After five stimulating and enjoyable years, this issue marks the end of my tenure as editor of Twentieth-Century China. Margherita Zanasi, a leading historian of the Chinese economy and how it has been understood across the twentieth century, takes over responsibility for the journal as editor. Joining her are two new associate editors, Margaret Kuo and Yiching Wu. Our book review editor, Kelly Hammond, and managing editor, Gregory Epp, will continue to play their valuable roles under the new editorial leadership.
I am very grateful to all who made my work on Twentieth-Century China so pleasant: above all, the editorial board that appointed me. Its members have devoted substantial time to the journal, reviewing manuscripts, encouraging submissions, and publicizing its content, among other contributions. My predecessor as editor, Jay Carter, has been on call to give advice and answer questions. Associate editors Maggie Greene and Zhao Ma have shared the labor of managing the review and publication processes cheerfully and thoughtfully. Susan Fernsebner and Kelly Hammond made sure we recognized and reviewed important new books in the field. Maura Cunningham served at the beginning of my term as assistant editor and taught me a lot about handling manuscripts; when she left us, eventually to accept a position with the Association for Asian Studies, Gregory Epp took on her work and much more—streamlining our procedures, creating a wonderful style guide, and providing invaluable counsel during our transition to Johns Hopkins University Press. Our collaboration with JHU Press has been deeply satisfying; I am very grateful to Journals Publisher Bill Breichner, Journals Production Manager Carol Hamblen, and the rest of the JHU Press staff for their responsiveness and hard work.
The bulk of this issue is devoted to studies of the May Fourth era, in commemoration of the 100th anniversary of the May Fourth incident. In addition, we offer a note by Sophia Lee, in our Archives and Sources series, on a new full-text database of historical materials made available by the Chinese Academy of Social Sciences. Two book reviews complete the issue, one by Maochun Miles Yu on Chang Jui-te's history of Chiang Kai-shek's personal secretariat during the war with Japan and one by Joshua Hill on Jennifer Altehenger's study of the popularization of law in the People's Republic of China.
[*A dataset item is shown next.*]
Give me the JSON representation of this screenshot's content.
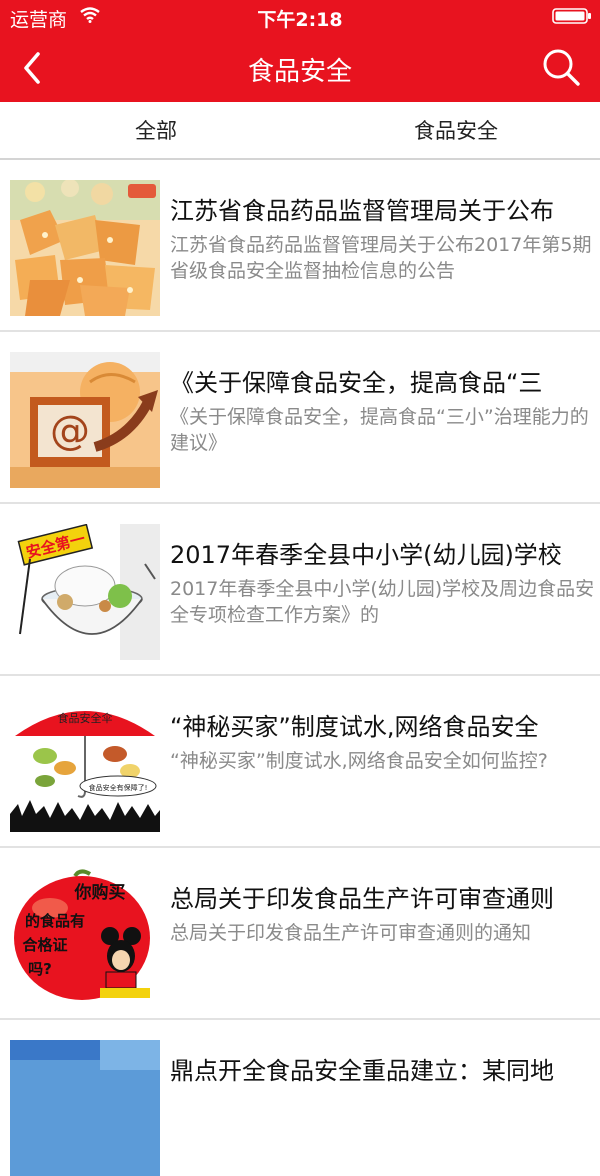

I am particularly pleased that my final issue as editor concerns the May Fourth era. Ya-pei Kuo has done a fantastic job as guest editor to bring together a diverse group of scholars to share their interpretations of the era. Her introduction provides an overview of the content and highlights some of the new trends in the field. Julia Strauss contributes a stimulating afterword, analyzing the formation of the May Fourth template of "novelty and transcendence" and calling for comparative study of such transformational moments. [End Page 133]
Throughout my scholarly career, I have been attracted to the May Fourth era as a remarkable time in Chinese history. As the essays in this issue show, the meaning of the era and of the "May Fourth movement" itself has always been contested. But, like Gao Juehui in Ba Jin's Family, I appreciate the sense of possibility and openness to the new that swept through Chinese communities, despite all the confusion and tragedies of the early Republic. Of course, the same might be said of China 70 years ago this year, when the new People's Republic was founded. But the shutting down of the dreamers and the activists did not happen quite so quickly and completely in the 1920s as it did in the 1950s. I first spent time in China during the 1980s, when the scope for dreaming was rapidly expanding. In those years, May Fourth history in all its complexity emerged to inspire some of the new dreamers. Its capacity to help us ask important questions about how to organize communities, promote social change, and relate to the past endures. [End Page 134]